##### Records for the exercise #####

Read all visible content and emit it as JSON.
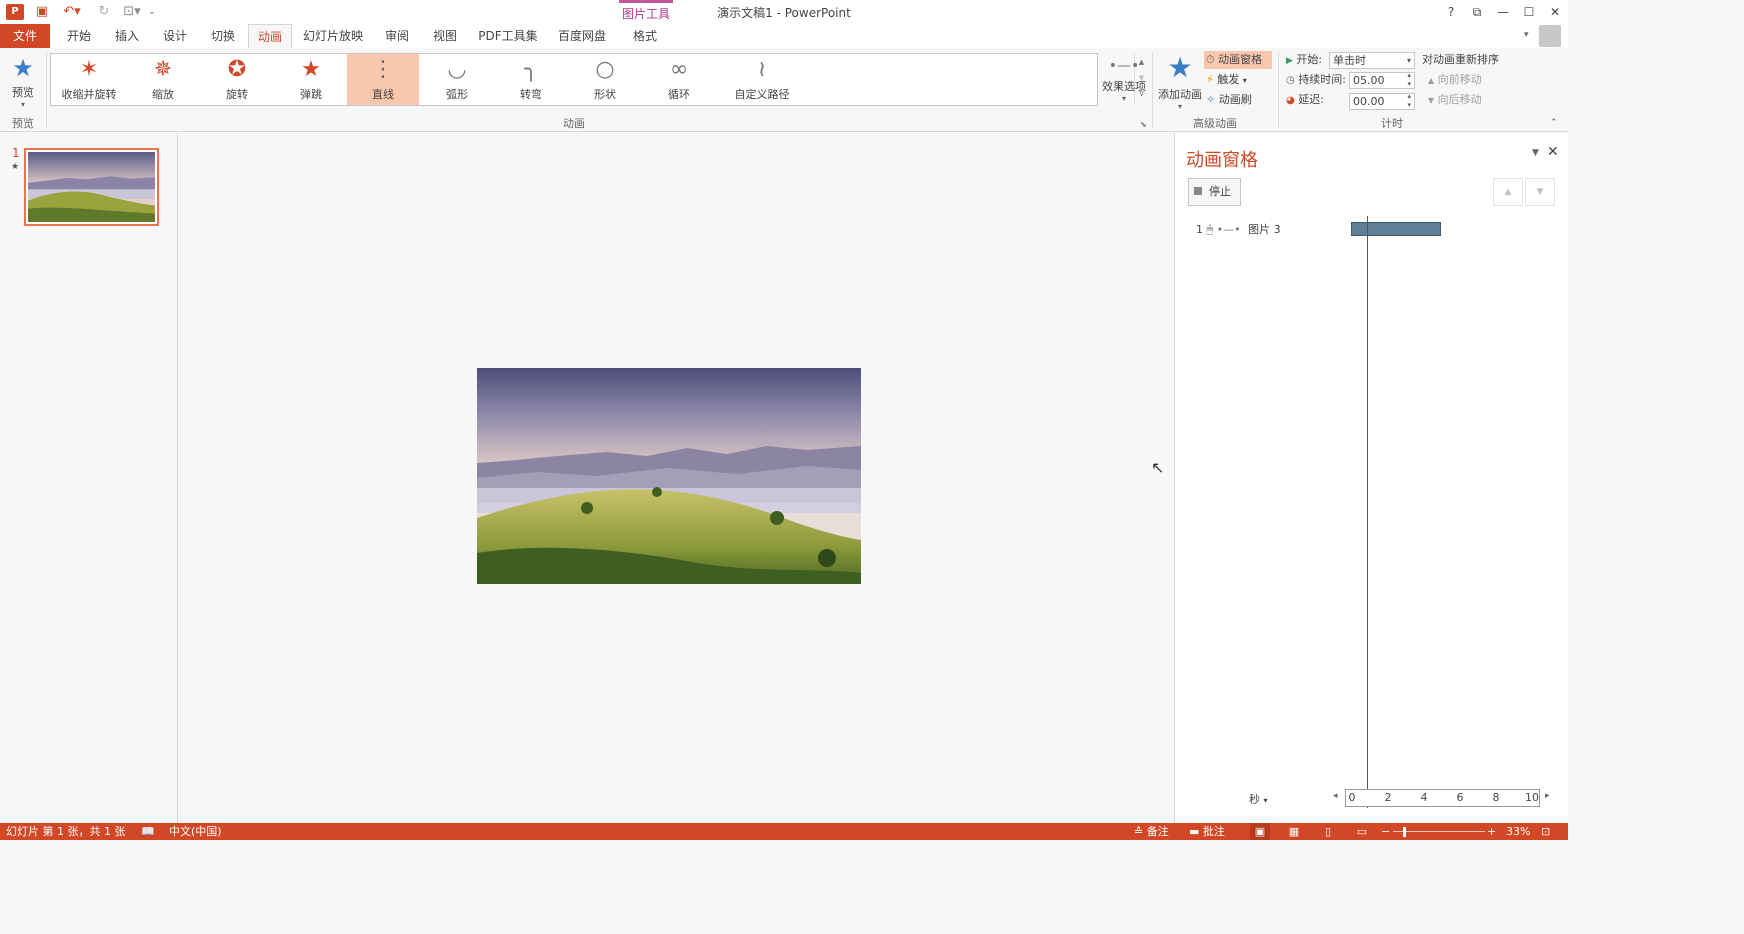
{
  "window": {
    "title": "演示文稿1 - PowerPoint",
    "contextual_tab": "图片工具",
    "app_logo": "P",
    "help": "?",
    "controls": [
      "?",
      "⧉",
      "—",
      "☐",
      "✕"
    ]
  },
  "tabs": [
    "文件",
    "开始",
    "插入",
    "设计",
    "切换",
    "动画",
    "幻灯片放映",
    "审阅",
    "视图",
    "PDF工具集",
    "百度网盘",
    "格式"
  ],
  "ribbon": {
    "preview_label": "预览",
    "preview_group": "预览",
    "animation_group": "动画",
    "gallery": [
      {
        "label": "收缩并旋转",
        "icon": "star-spin-icon"
      },
      {
        "label": "缩放",
        "icon": "star-zoom-icon"
      },
      {
        "label": "旋转",
        "icon": "star-rotate-icon"
      },
      {
        "label": "弹跳",
        "icon": "star-bounce-icon"
      },
      {
        "label": "直线",
        "icon": "line-path-icon"
      },
      {
        "label": "弧形",
        "icon": "arc-path-icon"
      },
      {
        "label": "转弯",
        "icon": "turn-path-icon"
      },
      {
        "label": "形状",
        "icon": "circle-path-icon"
      },
      {
        "label": "循环",
        "icon": "loop-path-icon"
      },
      {
        "label": "自定义路径",
        "icon": "custom-path-icon"
      }
    ],
    "effect_options": "效果选项",
    "advanced_group": "高级动画",
    "add_animation": "添加动画",
    "animation_pane": "动画窗格",
    "trigger": "触发",
    "animation_painter": "动画刷",
    "timing_group": "计时",
    "start_label": "开始:",
    "start_value": "单击时",
    "duration_label": "持续时间:",
    "duration_value": "05.00",
    "delay_label": "延迟:",
    "delay_value": "00.00",
    "reorder_title": "对动画重新排序",
    "move_earlier": "向前移动",
    "move_later": "向后移动"
  },
  "slides_panel": {
    "slide_number": "1",
    "anim_marker": "★"
  },
  "pane": {
    "title": "动画窗格",
    "stop": "停止",
    "item_index": "1",
    "item_name": "图片 3",
    "seconds_label": "秒",
    "ruler_ticks": [
      "0",
      "2",
      "4",
      "6",
      "8",
      "10"
    ]
  },
  "status": {
    "slide_info": "幻灯片 第 1 张，共 1 张",
    "language": "中文(中国)",
    "notes": "备注",
    "comments": "批注",
    "zoom": "33%"
  },
  "colors": {
    "accent": "#d24726",
    "selected_gallery": "#f9c7ae",
    "timebar": "#5d7f99",
    "contextual": "#b3398a"
  }
}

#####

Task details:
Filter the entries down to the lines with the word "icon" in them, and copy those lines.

Answer to the problem:
        "icon": "star-spin-icon"
        "icon": "star-zoom-icon"
        "icon": "star-rotate-icon"
        "icon": "star-bounce-icon"
        "icon": "line-path-icon"
        "icon": "arc-path-icon"
        "icon": "turn-path-icon"
        "icon": "circle-path-icon"
        "icon": "loop-path-icon"
        "icon": "custom-path-icon"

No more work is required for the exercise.